2. Who Inspired it? The belief is that God did. HOW this happened is a mystery..... The penmen (most unknown) often SEEM unaware that they were penning Scripture - the written word of God, but sometimes - they seem very aware, even stating, "Thus says the Lord."
3. Who Wrote it? The "penmen" are mostly unknown..... The men WE attribute are mostly by tradition. For example, nowhere in the Gospel of Matthew identify Matthew as the penmen - that Matthew wrote it is just ancient tradition. The same with the Gospels of Mark, Luke and John. Most of the Epistles DO state the penmen (and often note that others were involved, too). Some Old Testament books: the Pentetuch, 1-2 Kings, etc. seem to be compelations.
4. How was it complied? See above.... It was a slow process, mostly of CONSENSUS. For Jews, the OT was "set" in 90 AD - but among Christians, it's still a matter of some dispute (although not one any considers very significant). For the NT, it was less formal but quicker. Most (20) of the books were embraced by 100 AD or so. Other books (Hebrews, James 2 & 3 John, 2 Peter, Jude, Revelation) were not universally and solidly affirmed - that took awhile, and some others were bounced around that eventually were not embraced. Certainly by the late 300's, it was done - but again, not ENTIRELY. The Epistle to the Leodiceans shows up for 1000 + years in Catholic Bibles (but not OOC or EOC ones), Revelation doesn't always appear or if it does, isn't always considered equal to the others. Today, the Oriental Orthodox, Eastern Orthodox, Roman Catholic and Anglicans have unique Bibles - but the difference is those disputed DEUTERO books that none seem to regard as terribly significant.
5. Why was it embraced?
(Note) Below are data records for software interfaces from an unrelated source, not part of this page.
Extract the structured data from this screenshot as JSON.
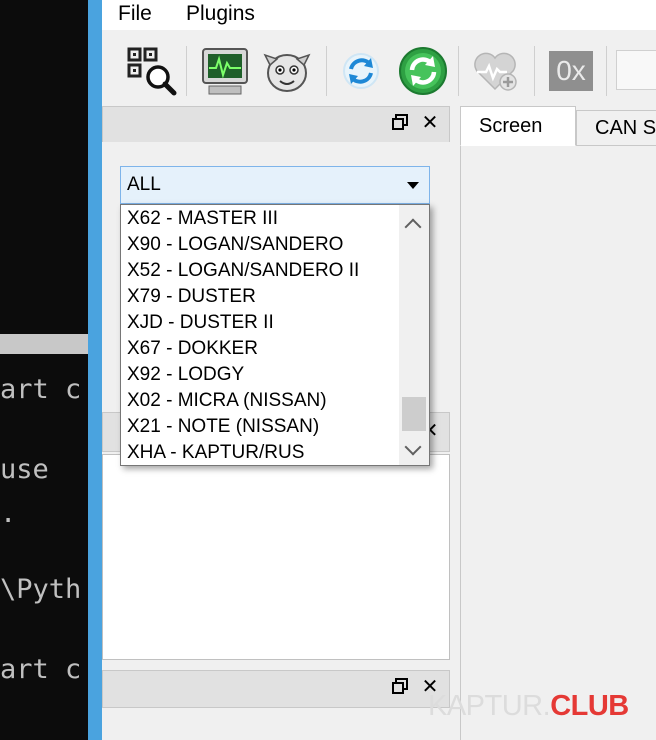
{
  "terminal": {
    "lines": [
      "art c",
      "use",
      ".",
      "\\Pyth",
      "art c"
    ]
  },
  "menu": {
    "file": "File",
    "plugins": "Plugins"
  },
  "toolbar": {
    "hex_label": "0x"
  },
  "ecu_panel": {
    "combo_value": "ALL",
    "dropdown_items": [
      "X62 - MASTER III",
      "X90 - LOGAN/SANDERO",
      "X52 - LOGAN/SANDERO II",
      "X79 - DUSTER",
      "XJD - DUSTER II",
      "X67 - DOKKER",
      "X92 - LODGY",
      "X02 - MICRA (NISSAN)",
      "X21 - NOTE (NISSAN)",
      "XHA - KAPTUR/RUS"
    ]
  },
  "dock": {
    "float_icon": "restore-icon",
    "close_glyph": "✕"
  },
  "tabs": {
    "screen": "Screen",
    "can": "CAN S"
  },
  "watermark": {
    "part1": "KAPTUR.",
    "part2": "CLUB"
  },
  "colors": {
    "accent": "#4aa3df",
    "combo_bg": "#e5f1fb",
    "combo_border": "#7eb4ea",
    "watermark_red": "#e53935"
  }
}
We can only speculate...... With the Apostles dying or dead, with the Apostles not able to speak to all congregations in a rapidly growing faith - Scripture came to be the divine witness: solid, objective, black-and-white, divine, written words (in a sense, like those two tablets Moses brought down). We see the same in the OT: Prophets wrote down their story and message near the end of their lives - an everlasting, objective record.
I hope that helps!
Edited by CaliforniaJosiah, 18 October 2013 - 07:17 PM.